Since this has been an eventful weather-week, the above screenshots illustrate some of what we have seen so far this week. Today is the first of March and depending on geographics it is entering either as a Lion or a Lamb, but mostly as a Lion.
The theory is that if March starts with being a Lion it will end up as a Lamb -- I thought that this saying came from my parents, but it is much older than that. There is little argument that certainly for a large part of the country March is starting out as a Lion.
In the last two days the above left shows the inches of rain that our part of Northern California has received. The Doppler part is top right, and it shows graphically where the most intense weather is happening -- and the bottom left shows the schematic to what is being illustrated. What will they have next . . .
Speaking of Next
Next week that is -- the birth and anniversary dates for folks from our tree.

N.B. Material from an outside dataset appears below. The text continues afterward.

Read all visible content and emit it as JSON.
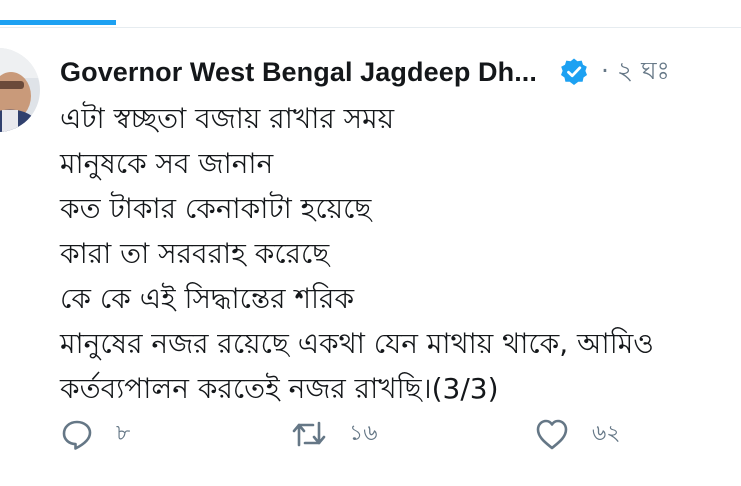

There were only two days of marriage dates while still seven days of births -- I am not sure what the significance of that is.
Clicking on the above you may be able to spot someone from your branch -- if not, try again next week.
Best wishes to all the above!
In the above list of dates and for the March 6th Anniversary date specifically, this is for a 2nd Cousin of mine (once removed -- meaning a one generation difference). I never knew of Beulah Lucile Hiles before working on this genealogy.
She was born in Wisconsin in 1913 (my parent's generation) and lived there until moving to the sate of Minnesota sometime in the 1950s. She was married twice and had several children (who of course are cousins as well). She died in 1995 in St Paul, Minnesota.
Above examine the trees showing her two husbands -- Victor Bell & Ray Dow. If you'd like to see more of her family I have updated the names and particulars on our Hiles website: www.danhiles.com
This week I am continuing to "go through" screen shots that I have accumulated over several years. I am trying to make sure that I "file" the screenshots with the appropriate families and dispose of material that does not need to be kept. I have gone through almost 4,000 screenshots in the last two weeks, and I have at least that many more to examine.
But I took a break for the webinar on Wednesday from Legacy Family Tree Webinars. This week it was all about searching for surnames and how to deal with some of the many variations in spelling for example.
The presenter was Kirsty Gray (very English) and presented many examples of differences in names and how to deal with that issue.
Earlier in the week we said good-bye to the Winter Games in Sochi. Overall we enjoyed the games and gained a new and better understanding of the country Russia.
We enjoyed the "closing ceremonies" and marvelled at the spectacular things we saw on the screen. We look forward to the "summer games" in Rio coming up in two years and then the "winter games" in four years in south Korea.
A Bonus Webinar (Today, Saturday)
Less than an hour ago I finished watching the rare second Legacy Webinar in-a-week -- this one on the subject of "Genealogy & Technology". It was very professionally presented by Barbara Renick -- who I have heard before AND have attended one of her live presentations a couple of years ago here in Sonoma County.
Barbara has a lot of experience and is up-to-date with the use of the emerging technologies that are happening in the world of genealogy. She had a ton of good suggestions as to how best to take advantage of the fast changing tools and sites.
What is on Our Nightstand
We have finished the book written by Marilu Henner on Memory and while it was not the usual biographical piece that we usually read -- it was all about how to enhance our autobiographical memories. And it did include examples from her life illustrating her amazing memory powers.
But now we are on to our next read -- and it IS a biography -- this time about one of my mother's all-time favorite celebrities:
I always enjoyed watching movies that Clark Gable starred in -- though just not with the same intensity that my mother had. What I find interesting about Clark as we get started reading is that he grew up in Ohio. And a part of Ohio where the HILES have a lot of history as well.
Clark's family had a history in coal mining as did the HILES. It will be interesting to read about his experiences as he grows up and as an adult -- the book is longer than our previous read so will be taking us a good few weeks to read -- hopefully just as enjoyable as what we have read so far.
As we look forward to what March brings in the way of weather we plan to enjoy whatever that may be and plan to just "hang in there"!
One of those looks just like Dino . . .
That is a bit of our week -- it looks like burgers tonight! See you all in a few!